» Prompt: Verbatim output of the lines below is required, with the images omitted.

━━━ Provided information

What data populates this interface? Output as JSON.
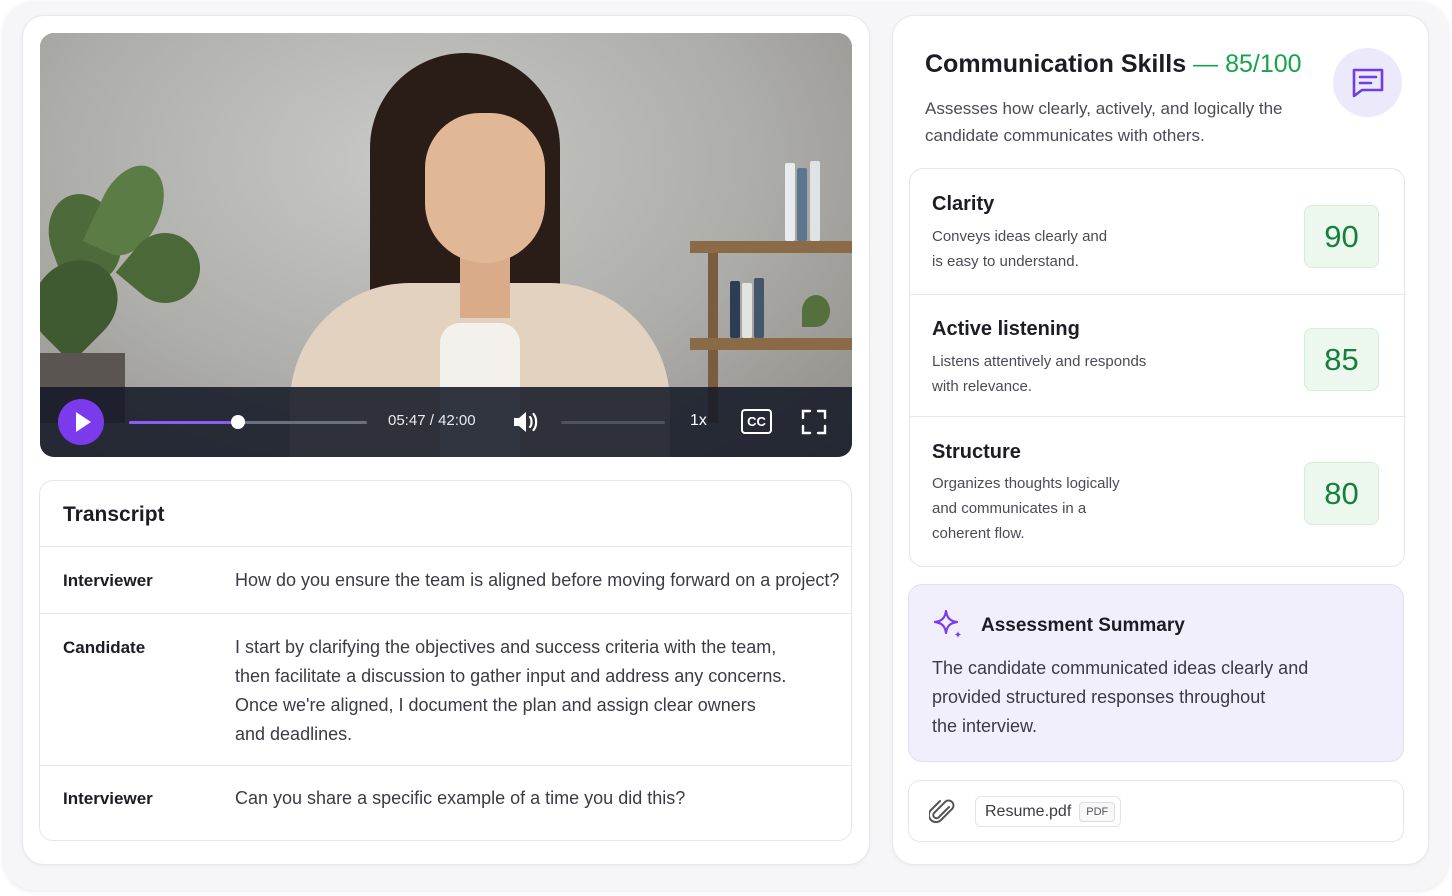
{
  "video": {
    "current_time": "05:47",
    "separator": "/",
    "duration": "42:00",
    "progress": 0.457,
    "volume": 0.0,
    "speed": "1x",
    "cc_label": "CC"
  },
  "transcript": {
    "title": "Transcript",
    "rows": [
      {
        "speaker": "Interviewer",
        "lines": [
          "How do you ensure the team is aligned before moving forward on a project?"
        ]
      },
      {
        "speaker": "Candidate",
        "lines": [
          "I start by clarifying the objectives and success criteria with the team,",
          "then facilitate a discussion to gather input and address any concerns.",
          "Once we're aligned, I document the plan and assign clear owners",
          "and deadlines."
        ]
      },
      {
        "speaker": "Interviewer",
        "lines": [
          "Can you share a specific example of a time you did this?"
        ]
      }
    ]
  },
  "skill": {
    "title": "Communication Skills",
    "score_text": "— 85/100",
    "description": [
      "Assesses how clearly, actively, and logically the",
      "candidate communicates with others."
    ],
    "icon": "chat-icon"
  },
  "metrics": [
    {
      "name": "Clarity",
      "lines": [
        "Conveys ideas clearly and",
        "is easy to understand."
      ],
      "score": "90"
    },
    {
      "name": "Active listening",
      "lines": [
        "Listens attentively and responds",
        "with relevance."
      ],
      "score": "85"
    },
    {
      "name": "Structure",
      "lines": [
        "Organizes thoughts logically",
        "and communicates in a",
        "coherent flow."
      ],
      "score": "80"
    }
  ],
  "summary": {
    "title": "Assessment Summary",
    "icon": "sparkle-icon",
    "lines": [
      "The candidate communicated ideas clearly and",
      "provided structured responses throughout",
      "the interview."
    ]
  },
  "attachment": {
    "icon": "paperclip-icon",
    "file_name": "Resume.pdf",
    "file_type": "PDF"
  },
  "colors": {
    "accent": "#7c3aed",
    "score_green": "#16a34a",
    "summary_bg": "#f1effc"
  }
}
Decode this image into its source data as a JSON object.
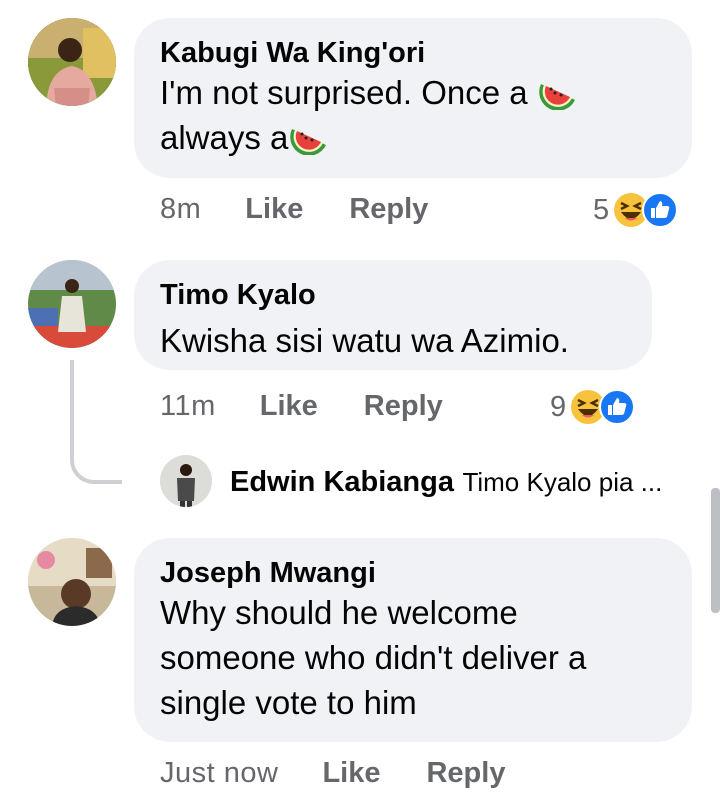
{
  "comments": [
    {
      "author": "Kabugi Wa King'ori",
      "text_line1": "I'm not surprised. Once a",
      "text_line2": "always a",
      "time": "8m",
      "like": "Like",
      "reply": "Reply",
      "reaction_count": "5",
      "reaction_icons": [
        "haha-emoji-icon",
        "like-emoji-icon"
      ]
    },
    {
      "author": "Timo Kyalo",
      "text": "Kwisha sisi watu wa Azimio.",
      "time": "11m",
      "like": "Like",
      "reply": "Reply",
      "reaction_count": "9",
      "reaction_icons": [
        "haha-emoji-icon",
        "like-emoji-icon"
      ],
      "reply_preview": {
        "author": "Edwin Kabianga",
        "snippet": "Timo Kyalo pia ..."
      }
    },
    {
      "author": "Joseph Mwangi",
      "text_line1": "Why should he welcome",
      "text_line2": "someone who didn't deliver a",
      "text_line3": "single vote to him",
      "time": "Just now",
      "like": "Like",
      "reply": "Reply"
    }
  ],
  "colors": {
    "bubble": "#f0f2f5",
    "meta_text": "#65676b",
    "like_blue": "#1877f2",
    "haha_yellow": "#f7c33c"
  }
}
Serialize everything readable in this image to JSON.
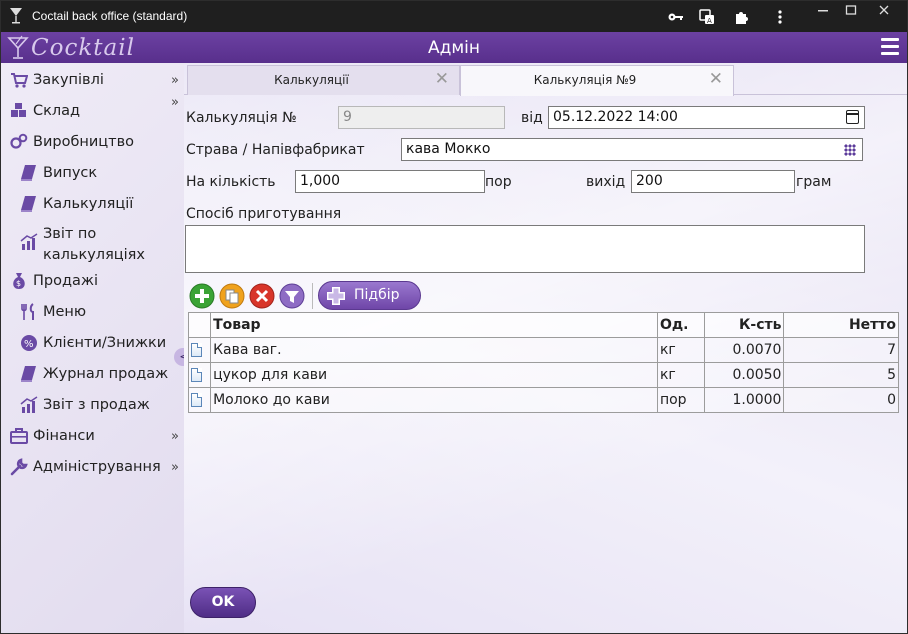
{
  "window": {
    "title": "Coctail back office (standard)",
    "icons": [
      "key-icon",
      "translate-icon",
      "extension-icon",
      "more-vert-icon"
    ],
    "controls": {
      "minimize": "—",
      "maximize": "☐",
      "close": "✕"
    }
  },
  "header": {
    "logo_text": "Cocktail",
    "title": "Адмін"
  },
  "sidebar": {
    "items": [
      {
        "label": "Закупівлі",
        "icon": "cart-icon",
        "arrow": "»"
      },
      {
        "label": "Склад",
        "icon": "boxes-icon",
        "arrow": "»"
      },
      {
        "label": "Виробництво",
        "icon": "cogs-icon"
      },
      {
        "label": "Випуск",
        "icon": "book-icon"
      },
      {
        "label": "Калькуляції",
        "icon": "book-icon"
      },
      {
        "label": "Звіт по",
        "label2": "калькуляціях",
        "icon": "chart-icon"
      },
      {
        "label": "Продажі",
        "icon": "money-bag-icon"
      },
      {
        "label": "Меню",
        "icon": "cutlery-icon"
      },
      {
        "label": "Клієнти/Знижки",
        "icon": "discount-icon"
      },
      {
        "label": "Журнал продаж",
        "icon": "book-icon"
      },
      {
        "label": "Звіт з продаж",
        "icon": "chart-icon"
      },
      {
        "label": "Фінанси",
        "icon": "briefcase-icon",
        "arrow": "»"
      },
      {
        "label": "Адміністрування",
        "icon": "wrench-icon",
        "arrow": "»"
      }
    ],
    "collapse": "<"
  },
  "tabs": [
    {
      "label": "Калькуляції",
      "close": "✕"
    },
    {
      "label": "Калькуляція №9",
      "close": "✕"
    }
  ],
  "form": {
    "calc_no_label": "Калькуляція №",
    "calc_no_value": "9",
    "from_label": "від",
    "date_value": "05.12.2022 14:00",
    "dish_label": "Страва / Напівфабрикат",
    "dish_value": "кава Мокко",
    "qty_label": "На кількість",
    "qty_value": "1,000",
    "qty_unit": "пор",
    "yield_label": "вихід",
    "yield_value": "200",
    "yield_unit": "грам",
    "method_label": "Спосіб приготування",
    "method_value": ""
  },
  "toolbar": {
    "pick_label": "Підбір",
    "tools": [
      "add-icon",
      "copy-icon",
      "delete-icon",
      "filter-icon"
    ]
  },
  "table": {
    "headers": [
      "Товар",
      "Од.",
      "К-сть",
      "Нетто"
    ],
    "rows": [
      {
        "product": "Кава ваг.",
        "unit": "кг",
        "qty": "0.0070",
        "net": "7"
      },
      {
        "product": "цукор для кави",
        "unit": "кг",
        "qty": "0.0050",
        "net": "5"
      },
      {
        "product": "Молоко до кави",
        "unit": "пор",
        "qty": "1.0000",
        "net": "0"
      }
    ]
  },
  "ok_label": "OK"
}
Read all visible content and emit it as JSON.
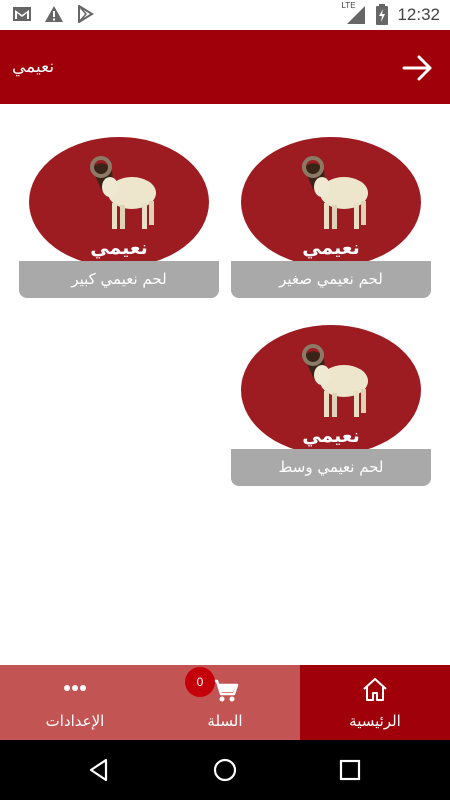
{
  "status_bar": {
    "time": "12:32",
    "network_label": "LTE"
  },
  "app_bar": {
    "title": "نعيمي"
  },
  "products": [
    {
      "badge": "نعيمي",
      "label": "لحم نعيمي صغير"
    },
    {
      "badge": "نعيمي",
      "label": "لحم نعيمي كبير"
    },
    {
      "badge": "نعيمي",
      "label": "لحم نعيمي وسط"
    }
  ],
  "bottom_nav": {
    "home_label": "الرئيسية",
    "cart_label": "السلة",
    "cart_count": "0",
    "settings_label": "الإعدادات"
  },
  "colors": {
    "primary": "#a00009",
    "nav_secondary": "#c35454",
    "circle": "#9c1c22",
    "card_label_bg": "#a9a9a9",
    "badge": "#c4000a"
  },
  "icons": {
    "status_left": [
      "gmail-icon",
      "warning-icon",
      "play-store-icon"
    ],
    "status_right": [
      "lte-signal-icon",
      "battery-icon"
    ],
    "app_bar": "arrow-right-icon",
    "nav": [
      "more-dots-icon",
      "cart-icon",
      "home-icon"
    ],
    "system": [
      "back-triangle-icon",
      "home-circle-icon",
      "recents-square-icon"
    ]
  }
}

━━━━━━

» Written solution:
What data populates this interface? Output as JSON.
{
  "video": {
    "current_time": "05:47",
    "separator": "/",
    "duration": "42:00",
    "progress": 0.457,
    "volume": 0.0,
    "speed": "1x",
    "cc_label": "CC"
  },
  "transcript": {
    "title": "Transcript",
    "rows": [
      {
        "speaker": "Interviewer",
        "lines": [
          "How do you ensure the team is aligned before moving forward on a project?"
        ]
      },
      {
        "speaker": "Candidate",
        "lines": [
          "I start by clarifying the objectives and success criteria with the team,",
          "then facilitate a discussion to gather input and address any concerns.",
          "Once we're aligned, I document the plan and assign clear owners",
          "and deadlines."
        ]
      },
      {
        "speaker": "Interviewer",
        "lines": [
          "Can you share a specific example of a time you did this?"
        ]
      }
    ]
  },
  "skill": {
    "title": "Communication Skills",
    "score_text": "— 85/100",
    "description": [
      "Assesses how clearly, actively, and logically the",
      "candidate communicates with others."
    ],
    "icon": "chat-icon"
  },
  "metrics": [
    {
      "name": "Clarity",
      "lines": [
        "Conveys ideas clearly and",
        "is easy to understand."
      ],
      "score": "90"
    },
    {
      "name": "Active listening",
      "lines": [
        "Listens attentively and responds",
        "with relevance."
      ],
      "score": "85"
    },
    {
      "name": "Structure",
      "lines": [
        "Organizes thoughts logically",
        "and communicates in a",
        "coherent flow."
      ],
      "score": "80"
    }
  ],
  "summary": {
    "title": "Assessment Summary",
    "icon": "sparkle-icon",
    "lines": [
      "The candidate communicated ideas clearly and",
      "provided structured responses throughout",
      "the interview."
    ]
  },
  "attachment": {
    "icon": "paperclip-icon",
    "file_name": "Resume.pdf",
    "file_type": "PDF"
  },
  "colors": {
    "accent": "#7c3aed",
    "score_green": "#16a34a",
    "summary_bg": "#f1effc"
  }
}
Decode this image into its source data as a JSON object.
{
  "comments": [
    {
      "author": "Kabugi Wa King'ori",
      "text_line1": "I'm not surprised. Once a",
      "text_line2": "always a",
      "time": "8m",
      "like": "Like",
      "reply": "Reply",
      "reaction_count": "5",
      "reaction_icons": [
        "haha-emoji-icon",
        "like-emoji-icon"
      ]
    },
    {
      "author": "Timo Kyalo",
      "text": "Kwisha sisi watu wa Azimio.",
      "time": "11m",
      "like": "Like",
      "reply": "Reply",
      "reaction_count": "9",
      "reaction_icons": [
        "haha-emoji-icon",
        "like-emoji-icon"
      ],
      "reply_preview": {
        "author": "Edwin Kabianga",
        "snippet": "Timo Kyalo pia ..."
      }
    },
    {
      "author": "Joseph Mwangi",
      "text_line1": "Why should he welcome",
      "text_line2": "someone who didn't deliver a",
      "text_line3": "single vote to him",
      "time": "Just now",
      "like": "Like",
      "reply": "Reply"
    }
  ],
  "colors": {
    "bubble": "#f0f2f5",
    "meta_text": "#65676b",
    "like_blue": "#1877f2",
    "haha_yellow": "#f7c33c"
  }
}
Serialize everything readable in this image to JSON.
{
  "window": {
    "title": "Coctail back office (standard)",
    "icons": [
      "key-icon",
      "translate-icon",
      "extension-icon",
      "more-vert-icon"
    ],
    "controls": {
      "minimize": "—",
      "maximize": "☐",
      "close": "✕"
    }
  },
  "header": {
    "logo_text": "Cocktail",
    "title": "Адмін"
  },
  "sidebar": {
    "items": [
      {
        "label": "Закупівлі",
        "icon": "cart-icon",
        "arrow": "»"
      },
      {
        "label": "Склад",
        "icon": "boxes-icon",
        "arrow": "»"
      },
      {
        "label": "Виробництво",
        "icon": "cogs-icon"
      },
      {
        "label": "Випуск",
        "icon": "book-icon"
      },
      {
        "label": "Калькуляції",
        "icon": "book-icon"
      },
      {
        "label": "Звіт по",
        "label2": "калькуляціях",
        "icon": "chart-icon"
      },
      {
        "label": "Продажі",
        "icon": "money-bag-icon"
      },
      {
        "label": "Меню",
        "icon": "cutlery-icon"
      },
      {
        "label": "Клієнти/Знижки",
        "icon": "discount-icon"
      },
      {
        "label": "Журнал продаж",
        "icon": "book-icon"
      },
      {
        "label": "Звіт з продаж",
        "icon": "chart-icon"
      },
      {
        "label": "Фінанси",
        "icon": "briefcase-icon",
        "arrow": "»"
      },
      {
        "label": "Адміністрування",
        "icon": "wrench-icon",
        "arrow": "»"
      }
    ],
    "collapse": "<"
  },
  "tabs": [
    {
      "label": "Калькуляції",
      "close": "✕"
    },
    {
      "label": "Калькуляція №9",
      "close": "✕"
    }
  ],
  "form": {
    "calc_no_label": "Калькуляція №",
    "calc_no_value": "9",
    "from_label": "від",
    "date_value": "05.12.2022 14:00",
    "dish_label": "Страва / Напівфабрикат",
    "dish_value": "кава Мокко",
    "qty_label": "На кількість",
    "qty_value": "1,000",
    "qty_unit": "пор",
    "yield_label": "вихід",
    "yield_value": "200",
    "yield_unit": "грам",
    "method_label": "Спосіб приготування",
    "method_value": ""
  },
  "toolbar": {
    "pick_label": "Підбір",
    "tools": [
      "add-icon",
      "copy-icon",
      "delete-icon",
      "filter-icon"
    ]
  },
  "table": {
    "headers": [
      "Товар",
      "Од.",
      "К-сть",
      "Нетто"
    ],
    "rows": [
      {
        "product": "Кава ваг.",
        "unit": "кг",
        "qty": "0.0070",
        "net": "7"
      },
      {
        "product": "цукор для кави",
        "unit": "кг",
        "qty": "0.0050",
        "net": "5"
      },
      {
        "product": "Молоко до кави",
        "unit": "пор",
        "qty": "1.0000",
        "net": "0"
      }
    ]
  },
  "ok_label": "OK"
}
Read all visible content and emit it as JSON.
{
  "status_bar": {
    "time": "12:32",
    "network_label": "LTE"
  },
  "app_bar": {
    "title": "نعيمي"
  },
  "products": [
    {
      "badge": "نعيمي",
      "label": "لحم نعيمي صغير"
    },
    {
      "badge": "نعيمي",
      "label": "لحم نعيمي كبير"
    },
    {
      "badge": "نعيمي",
      "label": "لحم نعيمي وسط"
    }
  ],
  "bottom_nav": {
    "home_label": "الرئيسية",
    "cart_label": "السلة",
    "cart_count": "0",
    "settings_label": "الإعدادات"
  },
  "colors": {
    "primary": "#a00009",
    "nav_secondary": "#c35454",
    "circle": "#9c1c22",
    "card_label_bg": "#a9a9a9",
    "badge": "#c4000a"
  },
  "icons": {
    "status_left": [
      "gmail-icon",
      "warning-icon",
      "play-store-icon"
    ],
    "status_right": [
      "lte-signal-icon",
      "battery-icon"
    ],
    "app_bar": "arrow-right-icon",
    "nav": [
      "more-dots-icon",
      "cart-icon",
      "home-icon"
    ],
    "system": [
      "back-triangle-icon",
      "home-circle-icon",
      "recents-square-icon"
    ]
  }
}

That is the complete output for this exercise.